Without the pictures, copy all the entries below exactly.

* **TASK MATERIAL**:
========

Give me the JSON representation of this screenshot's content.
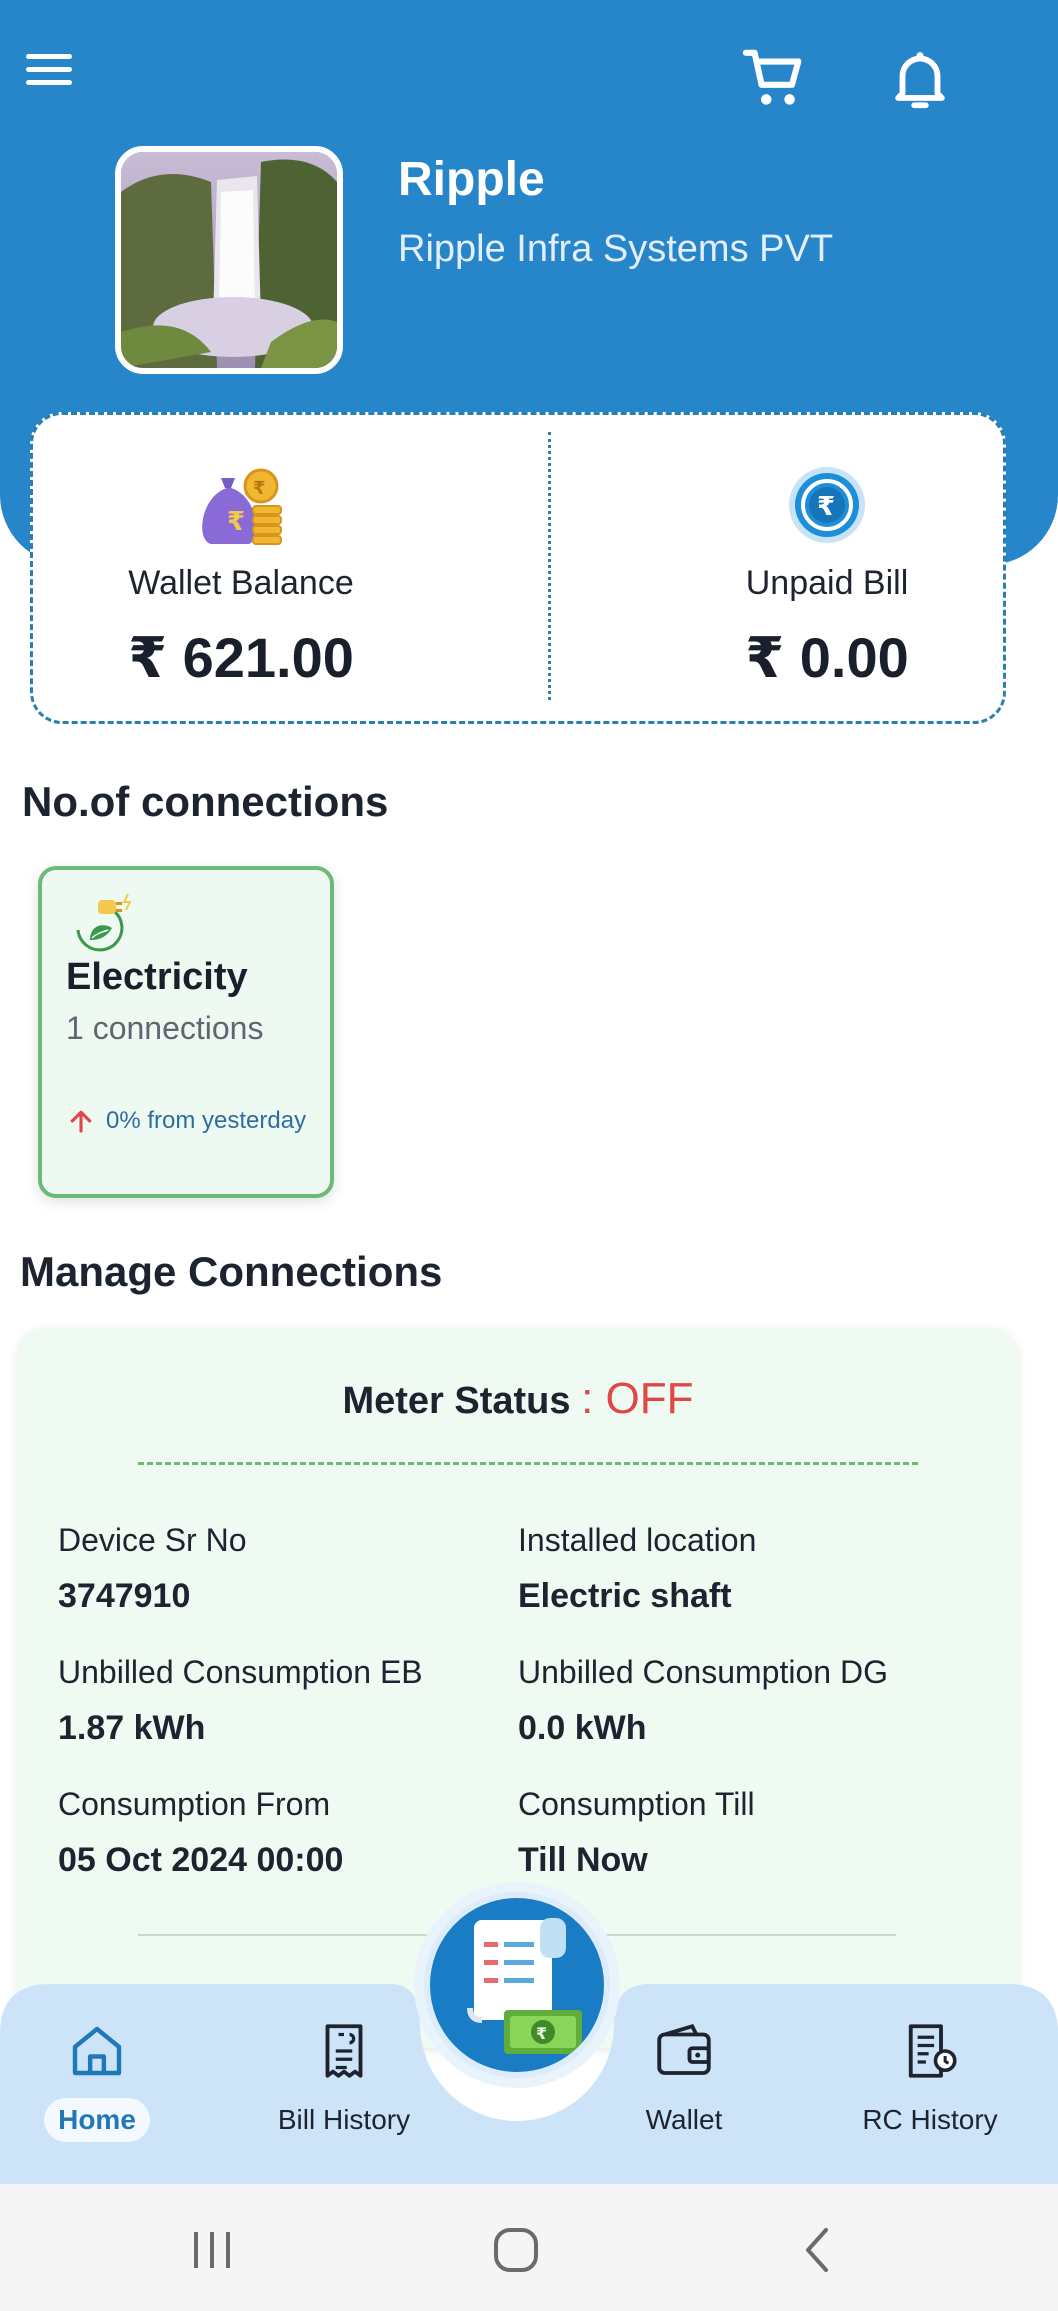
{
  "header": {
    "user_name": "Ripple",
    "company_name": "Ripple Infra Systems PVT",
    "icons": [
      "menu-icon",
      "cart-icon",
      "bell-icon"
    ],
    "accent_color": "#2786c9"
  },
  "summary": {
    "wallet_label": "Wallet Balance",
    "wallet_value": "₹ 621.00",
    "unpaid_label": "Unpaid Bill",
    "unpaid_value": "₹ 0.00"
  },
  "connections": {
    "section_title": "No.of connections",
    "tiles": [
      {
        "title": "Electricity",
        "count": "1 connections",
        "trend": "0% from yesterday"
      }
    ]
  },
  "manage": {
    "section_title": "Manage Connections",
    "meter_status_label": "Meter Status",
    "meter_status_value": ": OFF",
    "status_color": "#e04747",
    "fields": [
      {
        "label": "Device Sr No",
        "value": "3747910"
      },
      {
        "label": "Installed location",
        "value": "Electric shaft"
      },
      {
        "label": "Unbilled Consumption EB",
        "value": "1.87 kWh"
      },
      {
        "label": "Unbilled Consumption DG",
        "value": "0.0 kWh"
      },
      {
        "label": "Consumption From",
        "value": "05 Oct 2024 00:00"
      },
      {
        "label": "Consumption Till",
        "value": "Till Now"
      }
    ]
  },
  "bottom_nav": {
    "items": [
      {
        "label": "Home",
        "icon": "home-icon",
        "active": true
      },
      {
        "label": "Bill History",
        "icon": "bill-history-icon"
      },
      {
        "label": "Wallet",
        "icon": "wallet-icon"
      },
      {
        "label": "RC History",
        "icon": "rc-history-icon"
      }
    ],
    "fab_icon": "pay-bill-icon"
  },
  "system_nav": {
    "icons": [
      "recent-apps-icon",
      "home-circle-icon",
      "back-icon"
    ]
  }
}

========

* **COMPLETED TASK**:
Give me the JSON representation of this screenshot's content.
{
  "header": {
    "user_name": "Ripple",
    "company_name": "Ripple Infra Systems PVT",
    "icons": [
      "menu-icon",
      "cart-icon",
      "bell-icon"
    ],
    "accent_color": "#2786c9"
  },
  "summary": {
    "wallet_label": "Wallet Balance",
    "wallet_value": "₹ 621.00",
    "unpaid_label": "Unpaid Bill",
    "unpaid_value": "₹ 0.00"
  },
  "connections": {
    "section_title": "No.of connections",
    "tiles": [
      {
        "title": "Electricity",
        "count": "1 connections",
        "trend": "0% from yesterday"
      }
    ]
  },
  "manage": {
    "section_title": "Manage Connections",
    "meter_status_label": "Meter Status",
    "meter_status_value": ": OFF",
    "status_color": "#e04747",
    "fields": [
      {
        "label": "Device Sr No",
        "value": "3747910"
      },
      {
        "label": "Installed location",
        "value": "Electric shaft"
      },
      {
        "label": "Unbilled Consumption EB",
        "value": "1.87 kWh"
      },
      {
        "label": "Unbilled Consumption DG",
        "value": "0.0 kWh"
      },
      {
        "label": "Consumption From",
        "value": "05 Oct 2024 00:00"
      },
      {
        "label": "Consumption Till",
        "value": "Till Now"
      }
    ]
  },
  "bottom_nav": {
    "items": [
      {
        "label": "Home",
        "icon": "home-icon",
        "active": true
      },
      {
        "label": "Bill History",
        "icon": "bill-history-icon"
      },
      {
        "label": "Wallet",
        "icon": "wallet-icon"
      },
      {
        "label": "RC History",
        "icon": "rc-history-icon"
      }
    ],
    "fab_icon": "pay-bill-icon"
  },
  "system_nav": {
    "icons": [
      "recent-apps-icon",
      "home-circle-icon",
      "back-icon"
    ]
  }
}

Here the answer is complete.